ARLINGTON, Texas -- Six Flags Corp. says it may be forced to file for bankruptcy protection if it can't raise more cash, refinance its debt or amend its bank credit agreements to avoid default on its loans.
The theme park company, whose Arlington flagship is among the state's top tourist attractions, insisted that a Chapter 11 filing is not imminent.
"I don't think we're in deep financial trouble at this moment," said Larry Cochran, president and chief executive officer. "We're not even discussing bankruptcy. It's not an issue."
The company also said that, if it is forced to file for bankruptcy protection, its Arlington amusement park will not be involved.
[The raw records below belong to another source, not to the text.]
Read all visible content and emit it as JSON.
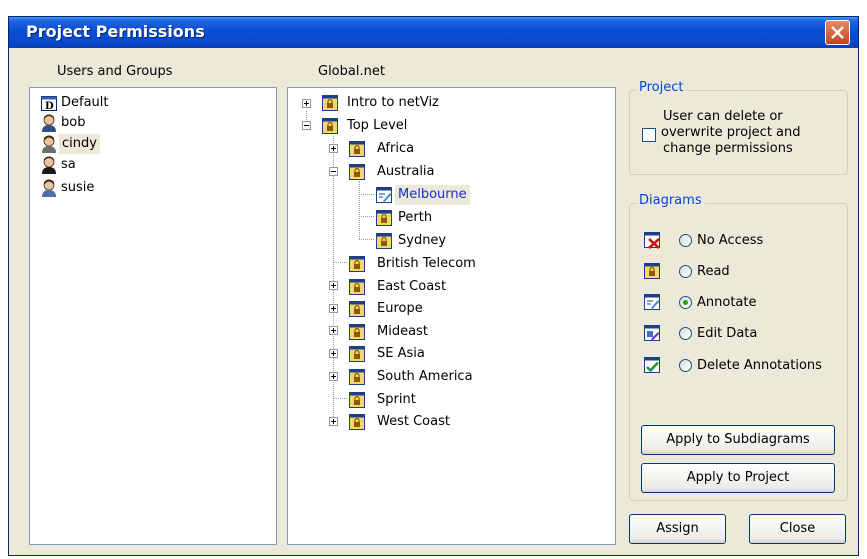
{
  "window": {
    "title": "Project Permissions"
  },
  "users": {
    "header": "Users and Groups",
    "items": [
      {
        "label": "Default",
        "icon": "group-icon"
      },
      {
        "label": "bob",
        "icon": "user-icon"
      },
      {
        "label": "cindy",
        "icon": "user-icon",
        "selected": true
      },
      {
        "label": "sa",
        "icon": "user-icon"
      },
      {
        "label": "susie",
        "icon": "user-icon"
      }
    ]
  },
  "tree": {
    "header": "Global.net",
    "nodes": [
      {
        "label": "Intro to netViz"
      },
      {
        "label": "Top Level"
      },
      {
        "label": "Africa"
      },
      {
        "label": "Australia"
      },
      {
        "label": "Melbourne",
        "selected": true
      },
      {
        "label": "Perth"
      },
      {
        "label": "Sydney"
      },
      {
        "label": "British Telecom"
      },
      {
        "label": "East Coast"
      },
      {
        "label": "Europe"
      },
      {
        "label": "Mideast"
      },
      {
        "label": "SE Asia"
      },
      {
        "label": "South America"
      },
      {
        "label": "Sprint"
      },
      {
        "label": "West Coast"
      }
    ]
  },
  "project": {
    "title": "Project",
    "checkbox_label_line1": "User can delete or",
    "checkbox_label_line2": "overwrite project and",
    "checkbox_label_line3": "change permissions",
    "checked": false
  },
  "diagrams": {
    "title": "Diagrams",
    "options": [
      {
        "label": "No Access",
        "icon": "no-access-icon"
      },
      {
        "label": "Read",
        "icon": "read-lock-icon"
      },
      {
        "label": "Annotate",
        "icon": "annotate-icon"
      },
      {
        "label": "Edit Data",
        "icon": "edit-data-icon"
      },
      {
        "label": "Delete Annotations",
        "icon": "delete-annotations-icon"
      }
    ],
    "selected": "Annotate",
    "apply_subdiagrams": "Apply to Subdiagrams",
    "apply_project": "Apply to Project"
  },
  "buttons": {
    "assign": "Assign",
    "close": "Close"
  },
  "colors": {
    "title_bar": "#0a4fd6",
    "selection_text": "#1a2fd0",
    "group_title": "#0046d5"
  }
}
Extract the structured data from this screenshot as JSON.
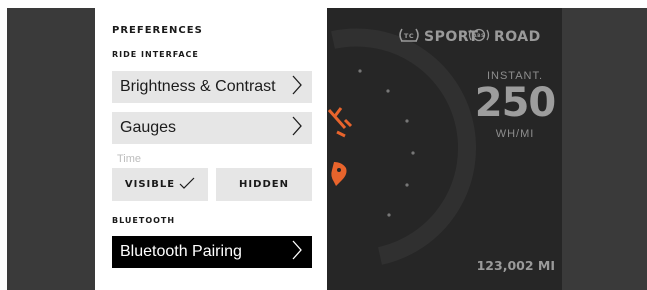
{
  "panel": {
    "title": "PREFERENCES",
    "ride_interface_heading": "RIDE INTERFACE",
    "brightness_label": "Brightness & Contrast",
    "gauges_label": "Gauges",
    "time_label": "Time",
    "time_options": [
      "VISIBLE",
      "HIDDEN"
    ],
    "time_selected": "VISIBLE",
    "bluetooth_heading": "BLUETOOTH",
    "bluetooth_pairing_label": "Bluetooth Pairing"
  },
  "dashboard": {
    "traction_control": "SPORT",
    "traction_icon": "tc-icon",
    "abs_mode": "ROAD",
    "abs_icon": "abs-icon",
    "instant_label": "INSTANT.",
    "instant_value": "250",
    "instant_unit": "WH/MI",
    "odometer": "123,002 MI"
  },
  "colors": {
    "panel_bg": "#ffffff",
    "button_bg": "#e6e6e6",
    "selected_button_bg": "#000000",
    "dash_bg": "#262626",
    "accent": "#e8642c"
  }
}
The local park, which attracted 2.8 million visitors last year, is owned by a separate partnership.
Six Flags, which operates seven theme parks nationwide, has been strapped by debt since May 1987 when management borrowed $610 million to buy the company from Bally Manufacturing.
Its debt includes more than $328 million that carry interest rates of 16 percent.